* Work order *
Scan the records below and report how many lines contain the word "title", giving the number by itself.

*** Opening Data shown ***

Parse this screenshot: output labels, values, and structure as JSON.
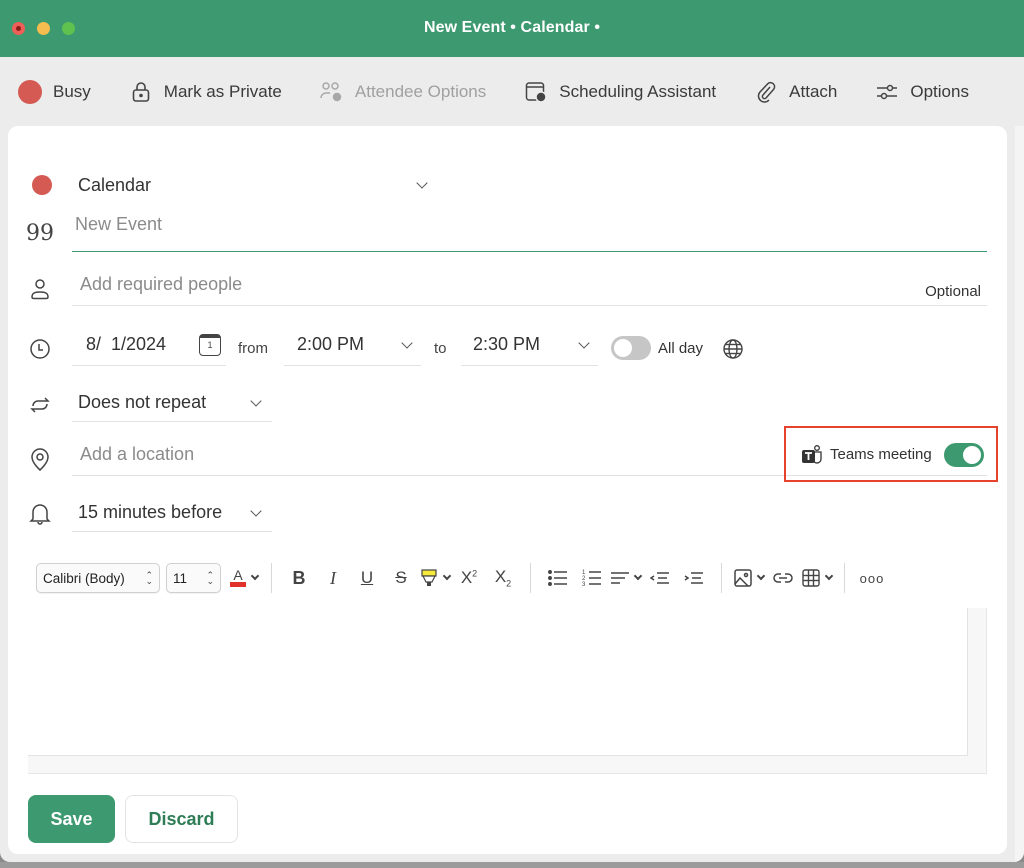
{
  "window": {
    "title": "New Event • Calendar •",
    "controls": [
      "close",
      "minimize",
      "maximize"
    ]
  },
  "toolbar": {
    "items": [
      {
        "label": "Busy",
        "icon": "busy-status-dot",
        "enabled": true
      },
      {
        "label": "Mark as Private",
        "icon": "lock-icon",
        "enabled": true
      },
      {
        "label": "Attendee Options",
        "icon": "attendee-options-icon",
        "enabled": false
      },
      {
        "label": "Scheduling Assistant",
        "icon": "scheduling-assistant-icon",
        "enabled": true
      },
      {
        "label": "Attach",
        "icon": "paperclip-icon",
        "enabled": true
      },
      {
        "label": "Options",
        "icon": "sliders-icon",
        "enabled": true
      }
    ]
  },
  "form": {
    "calendar": {
      "value": "Calendar",
      "color": "#d55a53"
    },
    "title": {
      "placeholder": "New Event",
      "value": ""
    },
    "people": {
      "placeholder": "Add required people",
      "optional_label": "Optional"
    },
    "date": {
      "value": "8/  1/2024",
      "calendar_icon_day": "1"
    },
    "from_label": "from",
    "start_time": "2:00 PM",
    "to_label": "to",
    "end_time": "2:30 PM",
    "all_day": {
      "label": "All day",
      "on": false
    },
    "repeat": {
      "value": "Does not repeat"
    },
    "location": {
      "placeholder": "Add a location"
    },
    "teams_meeting": {
      "label": "Teams meeting",
      "on": true
    },
    "reminder": {
      "value": "15 minutes before"
    }
  },
  "format_toolbar": {
    "font": "Calibri (Body)",
    "size": "11",
    "font_color": "#e0322b",
    "highlight_color": "#f6e93b",
    "buttons": [
      "bold",
      "italic",
      "underline",
      "strikethrough",
      "highlight",
      "superscript",
      "subscript",
      "bulleted-list",
      "numbered-list",
      "align",
      "decrease-indent",
      "increase-indent",
      "insert-picture",
      "link",
      "table",
      "more"
    ],
    "more_label": "ooo"
  },
  "footer": {
    "save_label": "Save",
    "discard_label": "Discard"
  },
  "colors": {
    "accent": "#3d9970",
    "highlight_box": "#e6422e",
    "busy": "#d55a53"
  }
}
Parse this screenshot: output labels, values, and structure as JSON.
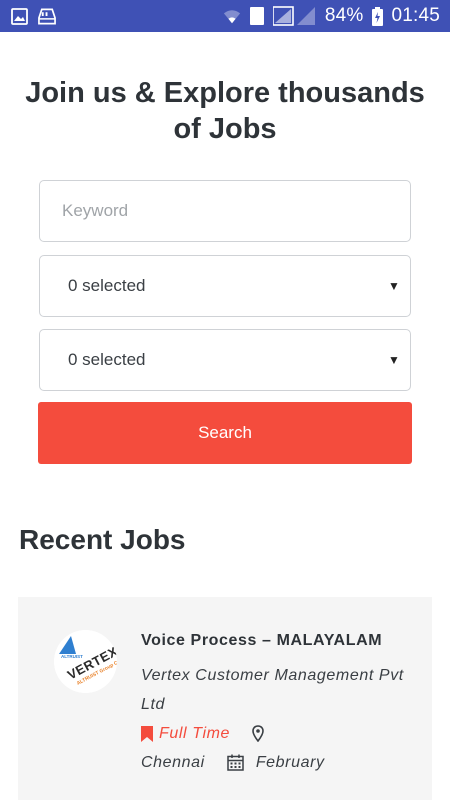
{
  "status_bar": {
    "battery": "84%",
    "time": "01:45",
    "sim_label": "1",
    "icons": [
      "image-icon",
      "storage-icon",
      "wifi-icon",
      "sim-icon",
      "signal-icon",
      "battery-charging-icon"
    ]
  },
  "hero": {
    "title": "Join us & Explore thousands of Jobs"
  },
  "search_form": {
    "keyword_placeholder": "Keyword",
    "select_1_value": "0 selected",
    "select_2_value": "0 selected",
    "search_label": "Search"
  },
  "recent_jobs": {
    "heading": "Recent Jobs",
    "jobs": [
      {
        "title": "Voice Process – MALAYALAM",
        "company": "Vertex Customer Management Pvt Ltd",
        "type": "Full Time",
        "location": "Chennai",
        "date": "February",
        "logo_text": "VERTEX",
        "logo_subtext": "ALTRUIST Group Co."
      }
    ]
  },
  "colors": {
    "status_bar": "#3f51b5",
    "accent": "#f44c3d",
    "card_bg": "#f5f5f5",
    "text_dark": "#2e3338"
  }
}
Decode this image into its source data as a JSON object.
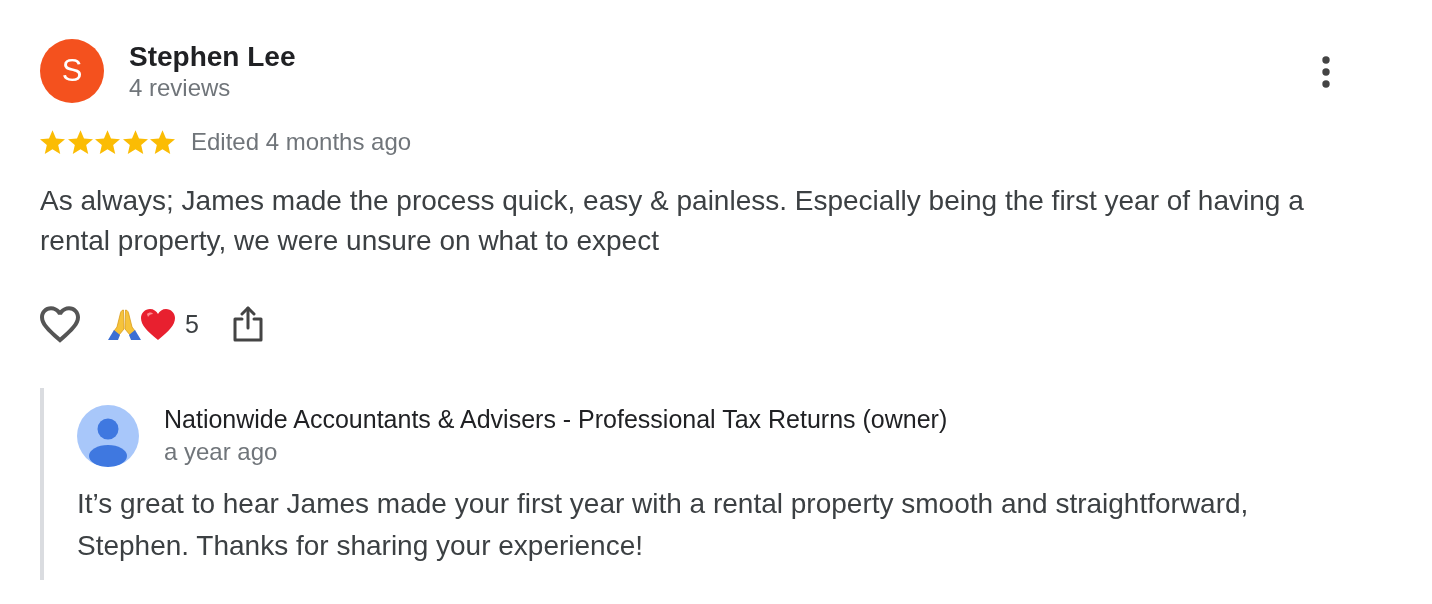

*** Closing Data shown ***

* Exercise response *
4